**WHAT THIS TASK INVOLVES:**
All lines in the data below carrying the string "double" are to be located and copied.

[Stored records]
-- Opening Marker --

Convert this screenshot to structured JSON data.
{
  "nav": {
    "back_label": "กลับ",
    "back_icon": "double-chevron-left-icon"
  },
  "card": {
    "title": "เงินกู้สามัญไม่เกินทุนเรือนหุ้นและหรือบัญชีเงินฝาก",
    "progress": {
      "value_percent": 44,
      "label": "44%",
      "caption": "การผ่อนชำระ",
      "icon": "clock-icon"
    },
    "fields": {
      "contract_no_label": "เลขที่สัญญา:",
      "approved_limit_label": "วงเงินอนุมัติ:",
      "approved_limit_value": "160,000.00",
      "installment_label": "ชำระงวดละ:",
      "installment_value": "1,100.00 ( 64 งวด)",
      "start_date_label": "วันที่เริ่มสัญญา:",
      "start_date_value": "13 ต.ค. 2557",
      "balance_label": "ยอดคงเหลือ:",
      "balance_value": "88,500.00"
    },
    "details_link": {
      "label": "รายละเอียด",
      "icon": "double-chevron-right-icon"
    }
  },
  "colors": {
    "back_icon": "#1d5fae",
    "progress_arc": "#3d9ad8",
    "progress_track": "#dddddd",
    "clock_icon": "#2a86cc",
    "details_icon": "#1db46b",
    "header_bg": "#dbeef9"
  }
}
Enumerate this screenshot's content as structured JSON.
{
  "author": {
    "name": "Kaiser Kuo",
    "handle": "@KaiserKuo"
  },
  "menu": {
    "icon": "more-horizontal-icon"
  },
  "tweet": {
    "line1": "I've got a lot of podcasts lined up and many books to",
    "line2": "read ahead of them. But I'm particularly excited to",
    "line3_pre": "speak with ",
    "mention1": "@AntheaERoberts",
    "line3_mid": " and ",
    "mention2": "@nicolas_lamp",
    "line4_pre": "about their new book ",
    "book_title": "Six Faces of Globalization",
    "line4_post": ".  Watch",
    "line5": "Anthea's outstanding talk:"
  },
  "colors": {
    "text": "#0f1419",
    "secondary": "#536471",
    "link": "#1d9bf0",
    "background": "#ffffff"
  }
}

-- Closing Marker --

**SOLVED EXERCISE:**
    "back_icon": "double-chevron-left-icon"
      "icon": "double-chevron-right-icon"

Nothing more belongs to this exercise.